The sun that sets each night in glorious beauty leaving darkness and a much needed pause for rest and refreshment before a new day comes again.
The flowers that die and scatter their seeds which provide hope for multiple of their kind in the next growing season.
The professional that retires from the workforce providing space for the new college gradate.
The tradesman that leaves his craft after mentoring his apprentice who can now provide for his family.
The person that loses their job and moves to follow work in a new town and leaves a home for someone who has lost their job and moves to that town to follow work.
The athlete that suffers a season ending injury opening up a spot for the overlooked player on the bench. The player that when given the chance reveals her excellence and earns the starting spot on the team.
The eggs that I crack for breakfast each morning providing protein to fuel me for the day and the spinach I chop – the leaves that started as a single seed, grew to an abundant bush of leaves and when mixed with my eggs add extra nutrition to my morning.
Starts and finishes – I see the pattern all around me.
And so do you.
This simple reality that shows up in our work place, our leisure activities, our breakfast food.
The ones that can ultimately
Point us to truth.
The truth that despite the pain we may feel when one thing ends and another begins, we have hope.
We have hope even when we face the ultimate ending, when our days or the ones of our loved ones come to a close. When the cycle is complete, the race is finished. We have hope that this one big end is entrance to the most grand and eternal beginning. Our hope for a life, when as C.S. Lewis quoting Samwise in the Lord of the Rings , says “Everything sad will become untrue.”
No sorrow, no pain, no tears. We will see purpose in the hard of our earthly life. I like to think that I’ll have understanding of the blessings that came from the little deaths of disappointment and discouragement I felt in my life on earth. Like when the seed Luke talks about in chapter 24 dies – the one single seed, that upon death creates an abundant harvest.
Our beautiful beginning that we only have because of the one traumatic ending of our Savior Jesus.
His death after living a perfect life. His ending opens up our beginning.
His lonely, heart wrenching persecution when he took all our sin and pain right to the cross and resolutely completed the hardest race anyone will ever run. His death whose effects multiply daily as we share his love and his truth and his sacrifice with those that don’t understand his story and its role in ours.
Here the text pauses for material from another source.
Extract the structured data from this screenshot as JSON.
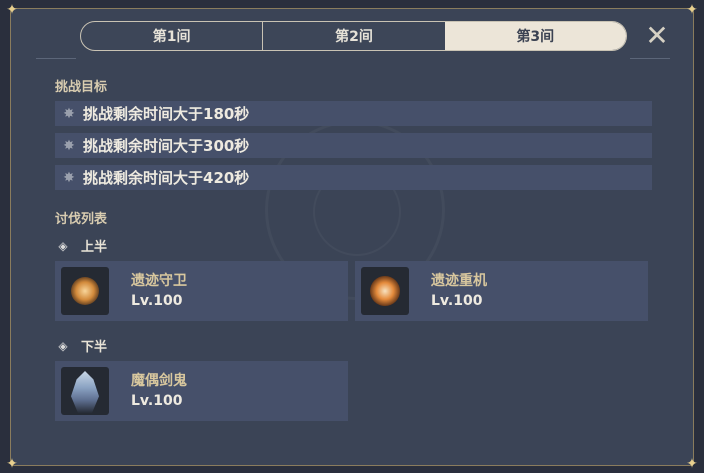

Our story – the one with starts and finishes, endings and beginnings, celebration of new life and mourning death. The story that has purpose when we remember that God will use each hard for our good and others and for his ultimate glory. When we recognize the lessons and embrace the reminders.
As I wait someone else’s finish to open up my loved ones beginnings, I hold tight.
I hold tight to the God who ordains it all, all our beginnings and all our ends. I hold tight because this cycle is hard. The waiting, the starting, the ending. I hold tight while I clean out my flower bed, I pull out my sweaters as the air grows cold and when I chop my spinach each morning for breakfast.
How good that He is with us in it all.